Do I really need this?
How long (days, months, years) has it been since I used this?
How likely is it that I will use this in the next (day, week, month, century)?
Am I too sentimentally attached to this stuff to throw it away?
Name five reasons why it is important to keep this stuff.
Name five reasons why you have never gotten rid of this stuff.
Write down five benefits from getting rid of this stuff.
Where and to whom can I give away this stuff?
How many garbage cans will it take to get rid of the stuff that no one on earth would ever want?
Can I help someone in need by giving away stuff I hate, don't use, haven't ever used (much), and do not intend ever, ever to use again, at least in this life?
Who in my family or among my friends would like keepsakes that would likely get thrown out if something happens to me? (Like if I die, for instance).
You might weep and wail over tossing stuff you haven't paid any attention to for decades, but you'll get over it quickly. When people realize that, after all, they didn't need a "dream home" with 27 bedrooms and 15 bathrooms and begin to downsize after Esmerelda and Junior finally moved out, the last of umpteen kids who populated your mansion heretofore, the first thing people have to do is get rid of most of their stuff. However traumatic that selling your house where you have 10 doorposts with the growth marks of 10 kids still marked on them turns out to be, I can promise you from experience and from talking to countless other people who have downsized that you will never miss your dream home or your stuff.
Here is the main advantage of getting rid of stuff: Life is simplified. Life is less complicated. You have less stuff to replace, wear out, fix, and insure. Your new house is easier to navigate in. You no longer have to be a professional heavy-duty janitor to keep thousands of square feet of unused space dusted, vacuumed, cleaned, and scrubbed in case someone comes to visit and would leave commenting about your dirty house. Plus you may not have room in case one, two, or three of your kids decide it would be cheaper to move back in with mom and dad for several years while they get their feet on the ground, so to speak.
While you are busy decluttering your house, you might declutter your mind of excess garbage. For example, here are some things you can toss and get rid of:
Excess worries. Worries are baggage that drag you down. Worries have never accomplished anything. Believe me, I am a veteran worrier and I speak from decades of experience. You can't make progress on achieving any of your goals or making any changes until you stomp out the worries. Substitute good and cheerful thoughts for gloomy and pessimistic thoughts.
Grudges. Grudges keep you locked in neutral. You spend too much time being angry at someone else instead of motivating yourself to actually (split infinitive!) do something about your long overdue plan to achieve a goal.
Habits. Dump all of your worthless habits in the garbage can.
Buying sprees. Avoid the mall. Avoid online infomercials. Avoid Amazon. You don't need new packages showing up on your doorstep daily, hourly. You don't need any more stuff.

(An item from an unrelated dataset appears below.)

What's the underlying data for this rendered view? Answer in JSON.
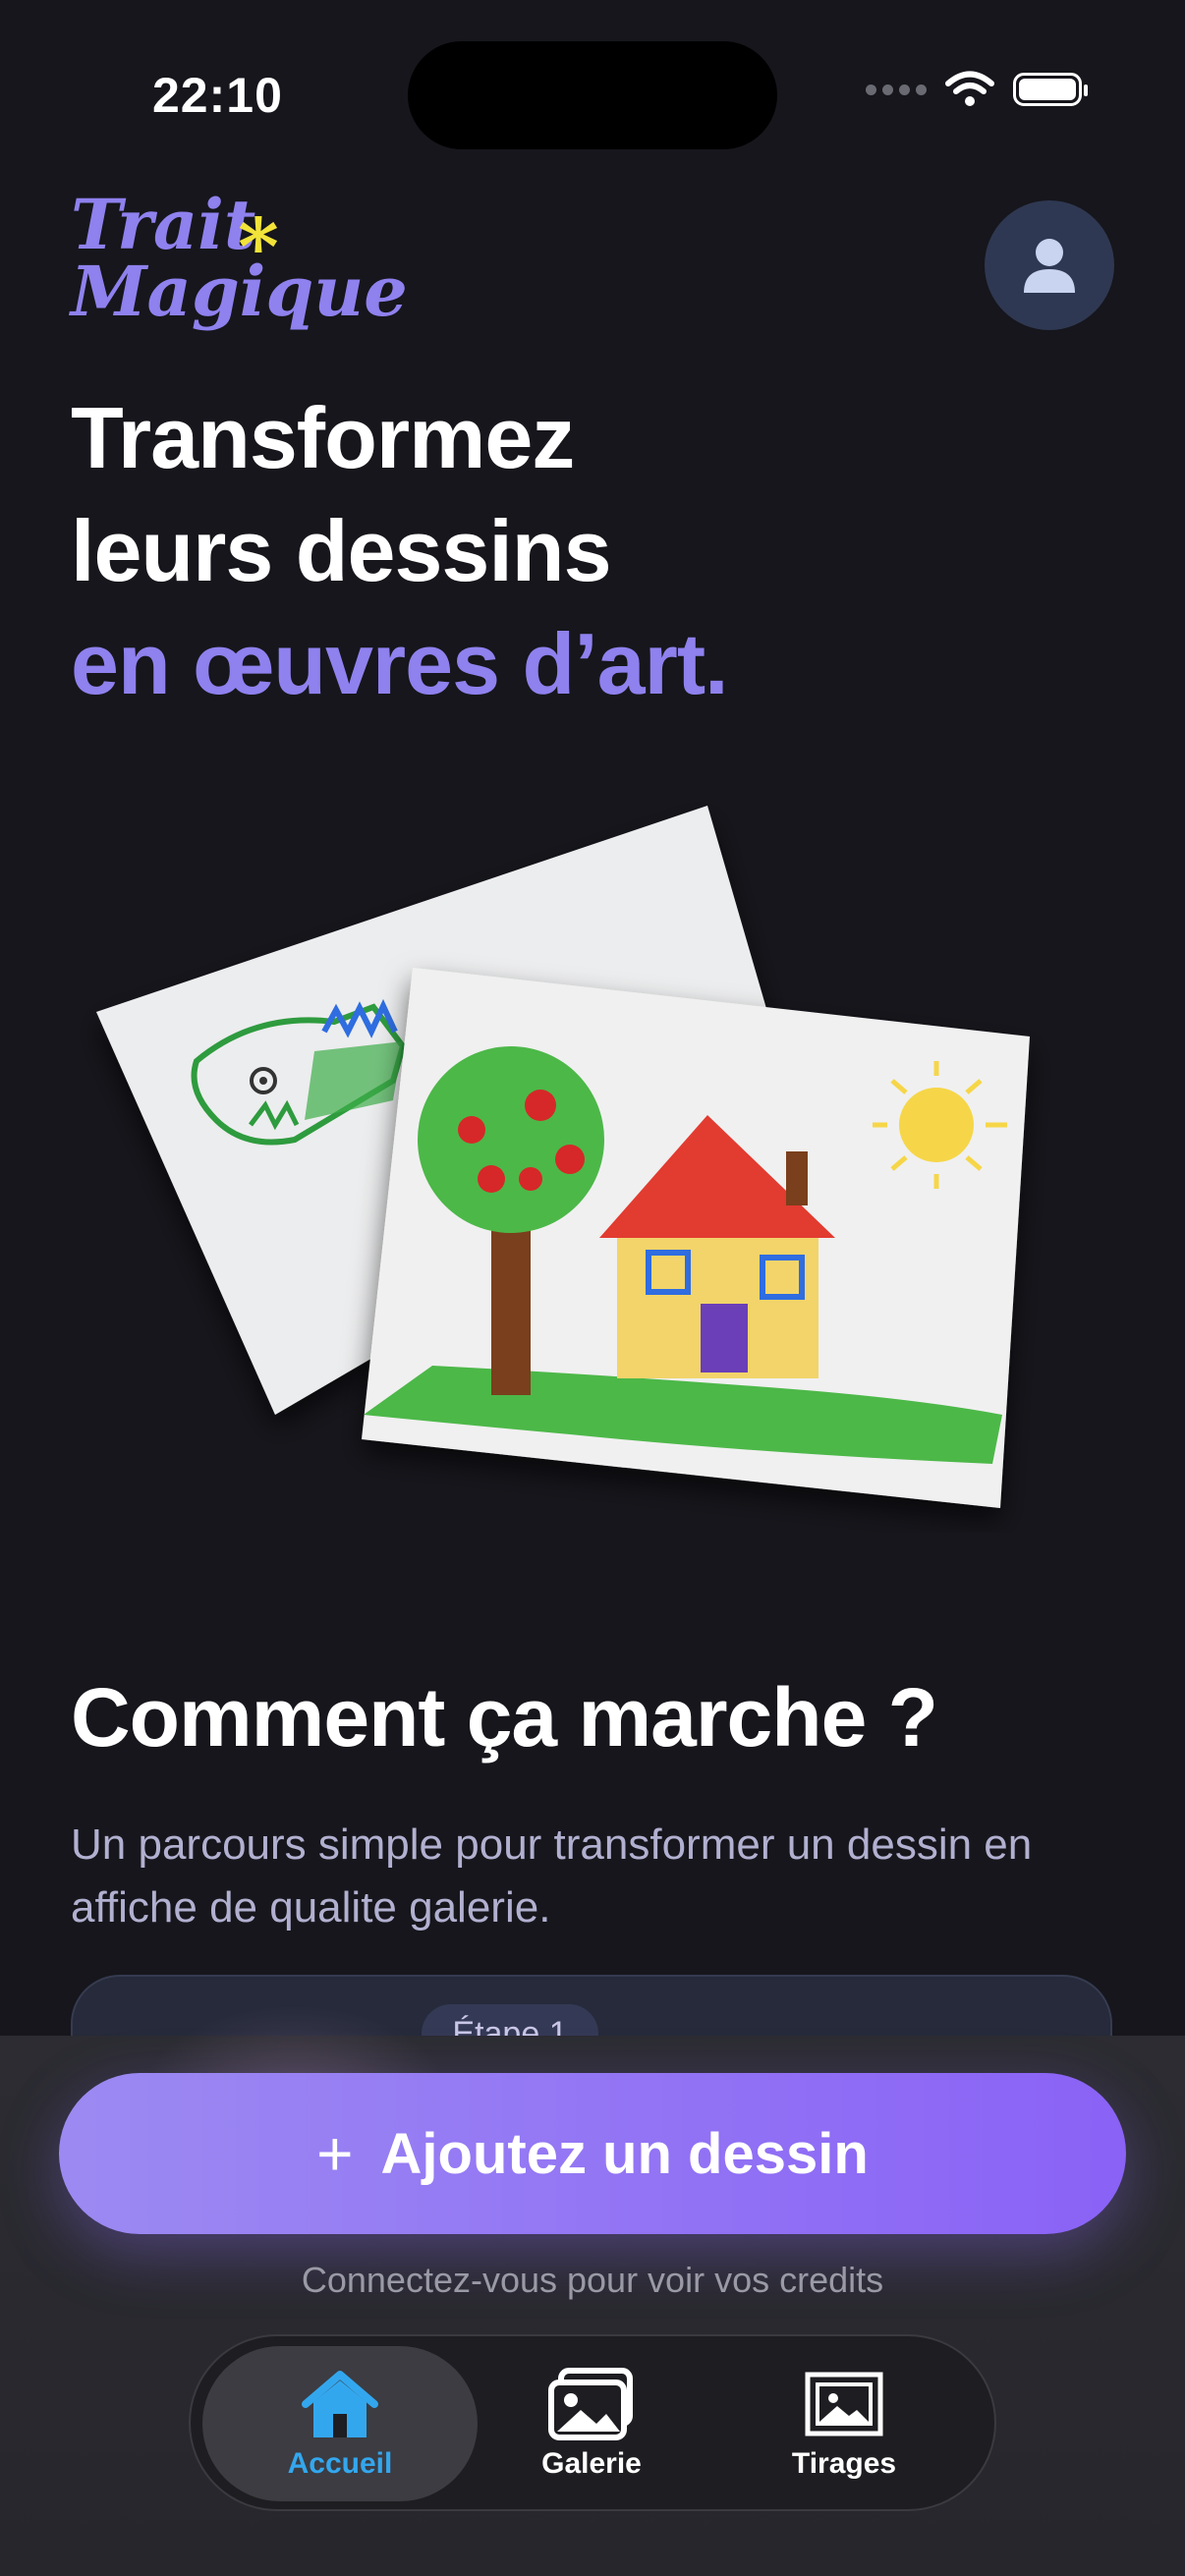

Excuses. Name all of the excuses that have prevented you from losing weight, cutting down on spending, kept you from cleaning up clutter, mired you in difficult family relationships, and chuck each and every feeble and worthless excuse down the disposal, turn on the grinder, and watch them vanish.

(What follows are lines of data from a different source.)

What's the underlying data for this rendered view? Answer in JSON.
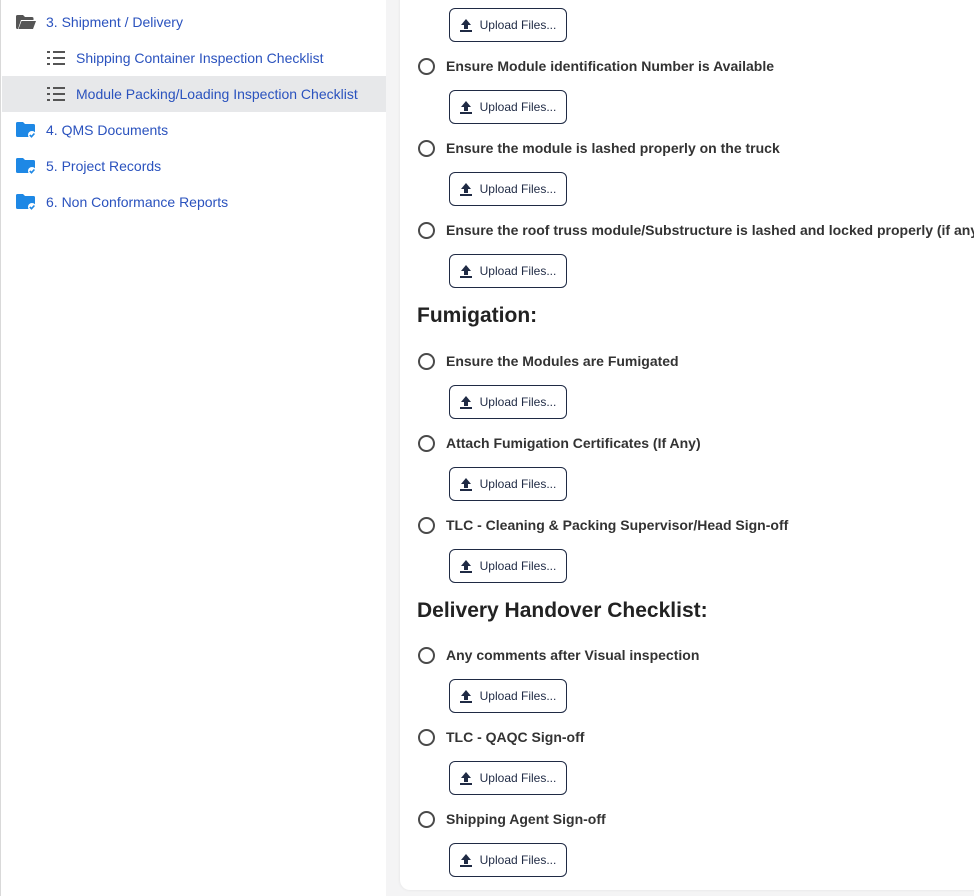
{
  "sidebar": {
    "items": [
      {
        "label": "3. Shipment / Delivery",
        "icon": "folder-open-icon",
        "type": "folder"
      },
      {
        "label": "Shipping Container Inspection Checklist",
        "icon": "list-icon",
        "type": "checklist"
      },
      {
        "label": "Module Packing/Loading Inspection Checklist",
        "icon": "list-icon",
        "type": "checklist",
        "selected": true
      },
      {
        "label": "4. QMS Documents",
        "icon": "folder-check-icon",
        "type": "folder"
      },
      {
        "label": "5. Project Records",
        "icon": "folder-check-icon",
        "type": "folder"
      },
      {
        "label": "6. Non Conformance Reports",
        "icon": "folder-check-icon",
        "type": "folder"
      }
    ]
  },
  "upload_label": "Upload Files...",
  "checklist": {
    "items": [
      {
        "label": "Ensure Module identification Number is Available"
      },
      {
        "label": "Ensure the module is lashed properly on the truck"
      },
      {
        "label": "Ensure the roof truss module/Substructure is lashed and locked properly (if any)"
      }
    ]
  },
  "fumigation": {
    "title": "Fumigation:",
    "items": [
      {
        "label": "Ensure the Modules are Fumigated"
      },
      {
        "label": "Attach Fumigation Certificates (If Any)"
      },
      {
        "label": "TLC - Cleaning & Packing Supervisor/Head Sign-off"
      }
    ]
  },
  "handover": {
    "title": "Delivery Handover Checklist:",
    "items": [
      {
        "label": "Any comments after Visual inspection"
      },
      {
        "label": "TLC - QAQC Sign-off"
      },
      {
        "label": "Shipping Agent Sign-off"
      }
    ]
  },
  "colors": {
    "link": "#2a52be",
    "folder": "#1e88e5",
    "selected_bg": "#e7e8ea",
    "button_border": "#1f2a44"
  }
}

There. You could have spent many dollars on a library of books that tell you how to solve all of your problems and declutter your house and brain. Think of the money you have saved just by reading the Curmudgeonly Professor's Task number 208. You haven't added one bit of clutter to your lives and you wouldn't have read past the first two or three paragraphs of any magic book you bought anyway. So set a goal and a time limit to get rid of stuff and enjoy your simplified and clutter-free life. Good luck, and keep going. The Curmudgeonly Professor.